Bookmark and Share
Science Made Simple

The Super Blue Blood Moon

31 Jan 2018, 12:11 UTC
The Super Blue Blood Moon
(200 words excerpt, click title or image to see full post)

Tonight (31 January, 2018) the world, or at least a lot of it, will get to see a very rare lunar event, known as a super blue blood moon. The last time such a combination of lunar phenomena took place was in 1866!
Super blood moon in 2015, but it wasn’t a blue moon! Photo credit: Casey Davis
So what is a super blue blood moon?
It is in fact a combination of three separate lunar events:

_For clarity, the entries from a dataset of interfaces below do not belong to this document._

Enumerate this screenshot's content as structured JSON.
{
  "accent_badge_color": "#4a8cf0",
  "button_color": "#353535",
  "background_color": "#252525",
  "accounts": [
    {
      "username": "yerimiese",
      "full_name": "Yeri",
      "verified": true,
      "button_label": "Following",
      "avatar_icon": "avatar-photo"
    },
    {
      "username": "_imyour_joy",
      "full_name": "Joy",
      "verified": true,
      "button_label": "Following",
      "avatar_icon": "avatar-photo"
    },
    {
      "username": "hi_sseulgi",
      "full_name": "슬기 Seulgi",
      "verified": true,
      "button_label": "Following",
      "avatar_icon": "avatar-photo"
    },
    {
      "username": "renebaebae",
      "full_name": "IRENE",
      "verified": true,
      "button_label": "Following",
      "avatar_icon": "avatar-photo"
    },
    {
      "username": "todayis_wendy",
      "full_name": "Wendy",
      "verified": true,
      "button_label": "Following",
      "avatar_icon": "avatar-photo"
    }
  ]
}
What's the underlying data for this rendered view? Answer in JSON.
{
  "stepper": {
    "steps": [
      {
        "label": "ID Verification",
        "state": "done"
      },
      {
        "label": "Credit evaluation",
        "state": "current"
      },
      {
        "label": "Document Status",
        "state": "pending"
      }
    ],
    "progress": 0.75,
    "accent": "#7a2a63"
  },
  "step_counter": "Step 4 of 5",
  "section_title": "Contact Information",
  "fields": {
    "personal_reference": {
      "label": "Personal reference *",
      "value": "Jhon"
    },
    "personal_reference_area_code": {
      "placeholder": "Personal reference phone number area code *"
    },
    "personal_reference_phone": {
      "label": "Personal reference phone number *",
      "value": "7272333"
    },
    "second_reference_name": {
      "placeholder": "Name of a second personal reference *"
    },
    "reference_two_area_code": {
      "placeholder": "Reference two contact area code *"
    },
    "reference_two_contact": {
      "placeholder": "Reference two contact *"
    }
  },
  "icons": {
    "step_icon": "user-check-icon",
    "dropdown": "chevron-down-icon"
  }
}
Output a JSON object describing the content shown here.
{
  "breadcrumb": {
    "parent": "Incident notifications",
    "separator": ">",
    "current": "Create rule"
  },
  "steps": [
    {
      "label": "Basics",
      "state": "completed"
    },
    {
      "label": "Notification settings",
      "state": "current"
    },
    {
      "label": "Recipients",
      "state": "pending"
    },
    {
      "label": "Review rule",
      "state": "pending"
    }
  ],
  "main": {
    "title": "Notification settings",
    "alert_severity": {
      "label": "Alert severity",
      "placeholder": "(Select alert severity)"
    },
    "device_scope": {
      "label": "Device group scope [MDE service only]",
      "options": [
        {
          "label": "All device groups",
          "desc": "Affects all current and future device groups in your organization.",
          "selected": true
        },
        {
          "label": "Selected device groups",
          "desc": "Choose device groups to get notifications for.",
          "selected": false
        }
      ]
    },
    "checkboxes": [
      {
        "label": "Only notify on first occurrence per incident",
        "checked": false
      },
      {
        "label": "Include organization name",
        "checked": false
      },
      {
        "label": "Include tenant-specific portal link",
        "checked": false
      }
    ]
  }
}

A super moon occurs when the moon is closest to the earth. This is known as the moon being at perigee, and means that the moon can appear up to 7% bigger and up to around 14-15% brighter.
A blue moon occurs when a full moon happens twice during one calendar month.
A blood moon is the effect caused by a lunar eclipse, when the sun, earth and moon align such that the earth shadow from the sunlight covers the moon giving it a red tinge.

Sadly here in the UK we won’t see the blood effect as we are outside the area to see a visible eclipse, but viewers in Australia, China and the USA should fare better.
How can I view ...

Latest Vodcast

Latest Podcast

Advertise PTTU

NASA Picture of the Day

Astronomy Picture of the Day